Not a bad idea!
Everything after the idea was bad!
The red bar just marks the vertical distance by which Vargas missed his target. The horizontal is more difficult to figure because of the off-center camera angle. The horizontal wasn't really the problem, as Gameday put this pitch on the inside edge. But instead of a fastball at the knees, Vargas threw a fastball at the belt, which is the complete opposite side of the zone. From a distance of 60 feet away, it's not easy to spot a pitch in a certain small area, but this pitch missed in the strike zone by approximately the height of the strike zone. It stands to reason that Jason Vargas has a smaller margin of error than a lot of pitchers, and this pitch was outside of the margin.
Vargas, for whatever it's worth, knew immediately that he'd allowed another home run. He's allowed a lot of them this season, so maybe he's becoming increasingly adept at recognizing them off the bat. But this was a home run in Safeco, and Vargas hasn't allowed so many of those, and it's so late, it's so late on a Sunday and I'm so tired, I don't know how to finish this sentence, why did I start this sentence, what am I doing
This isn't a thoroughweekend in review, because I'm not talking about the Friday night game, or the Saturday night game, and I'm not saying much about the Sunday afternoon game. This is as thorough a Seattle Mariners weekend in review as anybody should want to read. Probably more thorough. Here's the Seattle Mariners weekend in review people should actually want to read: "Nope." That's it. Just, nope, let's not.

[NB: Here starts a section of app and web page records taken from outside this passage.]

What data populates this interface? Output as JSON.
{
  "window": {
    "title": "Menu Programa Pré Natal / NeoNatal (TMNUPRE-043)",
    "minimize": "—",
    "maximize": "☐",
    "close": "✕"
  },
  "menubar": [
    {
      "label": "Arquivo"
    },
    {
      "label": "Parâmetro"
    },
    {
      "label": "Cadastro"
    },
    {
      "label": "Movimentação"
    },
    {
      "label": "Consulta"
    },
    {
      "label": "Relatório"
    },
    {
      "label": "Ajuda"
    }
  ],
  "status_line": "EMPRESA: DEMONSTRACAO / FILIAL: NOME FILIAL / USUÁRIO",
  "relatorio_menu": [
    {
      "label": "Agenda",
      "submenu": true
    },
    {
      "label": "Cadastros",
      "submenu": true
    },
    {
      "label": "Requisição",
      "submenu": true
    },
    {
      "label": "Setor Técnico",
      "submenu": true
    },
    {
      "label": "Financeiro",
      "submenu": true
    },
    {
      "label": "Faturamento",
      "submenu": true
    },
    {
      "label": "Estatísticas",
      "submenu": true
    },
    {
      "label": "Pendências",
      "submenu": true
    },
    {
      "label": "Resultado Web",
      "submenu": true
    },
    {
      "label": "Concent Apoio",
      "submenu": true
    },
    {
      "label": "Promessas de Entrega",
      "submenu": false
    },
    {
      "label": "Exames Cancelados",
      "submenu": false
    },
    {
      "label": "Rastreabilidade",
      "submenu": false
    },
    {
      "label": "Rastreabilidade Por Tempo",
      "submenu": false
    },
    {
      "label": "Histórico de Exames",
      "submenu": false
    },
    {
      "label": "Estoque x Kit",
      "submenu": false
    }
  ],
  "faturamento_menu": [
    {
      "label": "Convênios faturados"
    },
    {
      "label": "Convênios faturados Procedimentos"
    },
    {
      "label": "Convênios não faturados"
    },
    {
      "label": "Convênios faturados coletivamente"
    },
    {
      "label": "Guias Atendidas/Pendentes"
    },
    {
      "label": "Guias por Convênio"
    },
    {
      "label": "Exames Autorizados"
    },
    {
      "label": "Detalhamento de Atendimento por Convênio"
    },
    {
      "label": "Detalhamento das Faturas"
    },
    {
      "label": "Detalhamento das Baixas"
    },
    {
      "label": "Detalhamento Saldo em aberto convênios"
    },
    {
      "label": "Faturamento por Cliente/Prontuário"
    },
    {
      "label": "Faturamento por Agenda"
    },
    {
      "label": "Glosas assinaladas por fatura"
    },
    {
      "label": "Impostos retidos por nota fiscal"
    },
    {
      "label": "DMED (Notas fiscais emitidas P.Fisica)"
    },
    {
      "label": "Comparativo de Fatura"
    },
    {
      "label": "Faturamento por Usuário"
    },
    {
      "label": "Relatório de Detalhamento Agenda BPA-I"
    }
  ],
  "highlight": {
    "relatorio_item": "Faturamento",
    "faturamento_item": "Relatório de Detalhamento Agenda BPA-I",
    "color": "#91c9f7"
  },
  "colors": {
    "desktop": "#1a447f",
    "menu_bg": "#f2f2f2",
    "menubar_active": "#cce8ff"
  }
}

Let's move on to what's next, or let's do something completely different. It's a big world, with lots of things to do in it.